I graduated from Purdue, am in new hire training @ riddle (AZ), and know several UND guys from my internship.
First off- Some airlines DO
care where your degree is from, and all of the universities listed except ER
are public schools. I know for a fact that UND, Purdue, and Riddle have all had agreements over the years with regionals that have gotten people jobs @ 500 TT
. You can't go through the FBOs and get hired @ those numbers. Each school has agreements with diffrent airlines (PU-TSA
, Chautuaqua, now PSA? ER
and CoEx?, UND- Piendmont I think). In addition, these schools send lots of people to internships which will help you get the job you want (@ Alaska you get a garunteed interview hwne you meet mins if you don't piss anyone off). That's not to say that this is the only, or even best route to take. There's a lot to be said for other schools, and even pursuing an unrelated 4 year degree while training on the side. A school's reputation is not neccesarily the same as its quality; I'm sure there are many lesser known programs that produce very good pilots.
To make your own decision, you really need to figure out what you want. Where in the country do you want to live? What kind of activities do you enjoy? What kind of options will you have if you dcide to change majors? Pick a school you will be HAPPY at. I strongly reccomend visiting campuses (might not be easy from HK
but you can combine the trips). Talk to students outside of the controlled envirement (ie not the tour guides). Ask the admissions people the hard questions (placement %s for jobs and internships, dropout %s, average student loans oustanding after graduation) and demand hard numbers (not anecdotes of succcesful students, every school has those).
My personal observations- UND guys DO
get respect. My circles may be a little pacific northwest-centric but they definately have a good rep @ Alaska and Horizon. Most of the UND people I've met were VERY professional and knowledgable. If you want to rule it out, do it becuase of the weather, not becuase of the progam.
Riddle seems to give very good flight instruction, I've thus far been very impressed by the depth and thought that goes into their training system here. And it is possible to get your flying done quickly here. I don't know it all yet, and one of the biggest complaints does seem to be the time it can take to get through the training, but one of the guys in the new hire class graduated with his CFII in 2 years with a BS
. My understanding is he took high course loads and summer school, but it IS
Purdue offers a large school with lots of options. They have great industry connections and a reletively small student body, so it was my impression that placement was a bit better. You have the oppurtunity to flgiht instruct while you're a student (and mot people do), so that you graduate with more hours and actual work experience. The course includes @ least 10 free gours flying in the right seat of the kingair, which is blast, and every year several (I think 10 now?) students are selected to fly the Beechjet (also free, and this on includes an all expense paid trip to beutiful Flight Safety). The last 2 years @ PU

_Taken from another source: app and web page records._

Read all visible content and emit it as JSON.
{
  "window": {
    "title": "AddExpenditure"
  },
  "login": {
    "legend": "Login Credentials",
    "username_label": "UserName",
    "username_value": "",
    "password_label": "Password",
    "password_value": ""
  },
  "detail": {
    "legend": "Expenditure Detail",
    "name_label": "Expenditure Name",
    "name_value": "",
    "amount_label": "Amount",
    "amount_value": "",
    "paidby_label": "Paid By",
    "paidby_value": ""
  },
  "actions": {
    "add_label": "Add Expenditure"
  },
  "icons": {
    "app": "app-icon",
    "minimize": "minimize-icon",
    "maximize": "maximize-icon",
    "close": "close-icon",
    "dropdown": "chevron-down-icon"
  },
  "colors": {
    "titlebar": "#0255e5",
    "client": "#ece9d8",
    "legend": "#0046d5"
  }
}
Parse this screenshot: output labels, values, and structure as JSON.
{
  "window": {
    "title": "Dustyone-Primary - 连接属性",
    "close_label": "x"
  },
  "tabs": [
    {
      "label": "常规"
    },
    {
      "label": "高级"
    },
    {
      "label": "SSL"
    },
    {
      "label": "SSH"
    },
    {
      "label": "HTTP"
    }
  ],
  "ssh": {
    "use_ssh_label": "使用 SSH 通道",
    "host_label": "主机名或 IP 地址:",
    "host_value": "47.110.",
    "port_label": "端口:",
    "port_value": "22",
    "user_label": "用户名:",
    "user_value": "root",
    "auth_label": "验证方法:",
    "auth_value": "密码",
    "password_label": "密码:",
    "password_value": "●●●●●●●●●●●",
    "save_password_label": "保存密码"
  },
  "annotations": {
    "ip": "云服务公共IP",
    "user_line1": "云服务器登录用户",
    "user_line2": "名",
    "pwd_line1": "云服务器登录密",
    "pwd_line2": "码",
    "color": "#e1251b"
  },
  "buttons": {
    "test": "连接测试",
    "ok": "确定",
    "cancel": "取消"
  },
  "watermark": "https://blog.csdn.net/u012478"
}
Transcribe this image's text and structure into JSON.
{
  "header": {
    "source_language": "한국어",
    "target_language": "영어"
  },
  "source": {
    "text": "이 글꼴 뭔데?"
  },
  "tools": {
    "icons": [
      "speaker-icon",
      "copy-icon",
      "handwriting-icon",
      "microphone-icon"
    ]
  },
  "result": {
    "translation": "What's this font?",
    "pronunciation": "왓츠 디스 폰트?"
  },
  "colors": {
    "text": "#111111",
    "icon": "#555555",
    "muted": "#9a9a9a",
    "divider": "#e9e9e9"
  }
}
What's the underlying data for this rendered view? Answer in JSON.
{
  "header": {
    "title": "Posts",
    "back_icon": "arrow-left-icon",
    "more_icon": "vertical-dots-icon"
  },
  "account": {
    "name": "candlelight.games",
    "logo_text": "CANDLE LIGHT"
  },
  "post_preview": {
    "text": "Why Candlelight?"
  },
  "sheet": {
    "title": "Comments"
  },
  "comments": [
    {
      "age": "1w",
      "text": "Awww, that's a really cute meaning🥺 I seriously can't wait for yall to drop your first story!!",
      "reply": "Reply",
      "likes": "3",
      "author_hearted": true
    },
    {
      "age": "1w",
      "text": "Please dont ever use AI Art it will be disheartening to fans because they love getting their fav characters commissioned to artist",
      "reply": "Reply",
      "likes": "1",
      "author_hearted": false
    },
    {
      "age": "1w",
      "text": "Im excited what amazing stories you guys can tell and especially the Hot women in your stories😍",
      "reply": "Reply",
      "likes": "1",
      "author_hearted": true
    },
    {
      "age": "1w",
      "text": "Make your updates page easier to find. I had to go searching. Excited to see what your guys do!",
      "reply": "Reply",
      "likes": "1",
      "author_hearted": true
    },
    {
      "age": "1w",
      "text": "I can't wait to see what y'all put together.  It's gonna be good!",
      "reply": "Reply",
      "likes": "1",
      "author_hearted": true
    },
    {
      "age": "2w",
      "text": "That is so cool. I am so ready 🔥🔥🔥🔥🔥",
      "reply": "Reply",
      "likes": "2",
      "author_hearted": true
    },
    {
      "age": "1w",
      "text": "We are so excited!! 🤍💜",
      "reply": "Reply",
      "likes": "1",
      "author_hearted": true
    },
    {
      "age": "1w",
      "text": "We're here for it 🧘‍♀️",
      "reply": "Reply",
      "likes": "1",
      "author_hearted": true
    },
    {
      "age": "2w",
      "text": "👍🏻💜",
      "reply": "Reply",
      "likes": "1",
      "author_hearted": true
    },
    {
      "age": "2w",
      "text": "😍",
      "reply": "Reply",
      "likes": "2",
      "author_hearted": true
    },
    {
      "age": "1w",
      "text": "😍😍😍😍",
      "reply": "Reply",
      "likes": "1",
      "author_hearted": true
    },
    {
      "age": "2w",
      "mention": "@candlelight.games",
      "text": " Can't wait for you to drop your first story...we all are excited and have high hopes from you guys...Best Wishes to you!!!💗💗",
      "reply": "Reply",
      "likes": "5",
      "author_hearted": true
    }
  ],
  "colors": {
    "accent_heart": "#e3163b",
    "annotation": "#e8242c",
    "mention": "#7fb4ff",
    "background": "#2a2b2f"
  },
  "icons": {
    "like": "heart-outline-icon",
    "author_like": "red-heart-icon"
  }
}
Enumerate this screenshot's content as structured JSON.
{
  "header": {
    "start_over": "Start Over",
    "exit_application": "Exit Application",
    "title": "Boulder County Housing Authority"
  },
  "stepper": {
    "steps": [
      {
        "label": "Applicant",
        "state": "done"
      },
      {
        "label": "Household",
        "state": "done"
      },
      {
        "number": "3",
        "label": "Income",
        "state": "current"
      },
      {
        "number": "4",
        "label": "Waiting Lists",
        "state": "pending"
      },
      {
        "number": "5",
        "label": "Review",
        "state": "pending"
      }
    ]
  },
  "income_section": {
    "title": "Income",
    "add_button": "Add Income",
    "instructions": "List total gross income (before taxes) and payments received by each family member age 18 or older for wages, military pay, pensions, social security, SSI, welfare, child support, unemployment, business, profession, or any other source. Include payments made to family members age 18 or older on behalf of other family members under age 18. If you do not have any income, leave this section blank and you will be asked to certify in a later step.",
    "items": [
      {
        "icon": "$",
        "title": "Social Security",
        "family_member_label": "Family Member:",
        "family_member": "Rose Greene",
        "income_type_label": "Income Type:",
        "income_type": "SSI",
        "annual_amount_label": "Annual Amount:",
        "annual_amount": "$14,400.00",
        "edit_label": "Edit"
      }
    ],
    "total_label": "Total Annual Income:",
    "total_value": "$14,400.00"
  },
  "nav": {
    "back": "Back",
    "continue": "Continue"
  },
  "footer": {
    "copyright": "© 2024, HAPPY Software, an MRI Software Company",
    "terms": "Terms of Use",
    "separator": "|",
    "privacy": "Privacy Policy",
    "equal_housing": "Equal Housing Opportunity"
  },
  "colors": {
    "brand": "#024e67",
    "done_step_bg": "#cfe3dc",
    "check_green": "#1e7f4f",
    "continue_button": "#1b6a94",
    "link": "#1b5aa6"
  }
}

include a weekly sim lab (it was the 727 when i was there, but i tihnk they have a 738 now), which is really cool. I learned a lot about CRM in there, though I'm not sure if it was actauly worth the $$ in the end.
Anyway, feel free to contact me though my profile if you have any other Q's.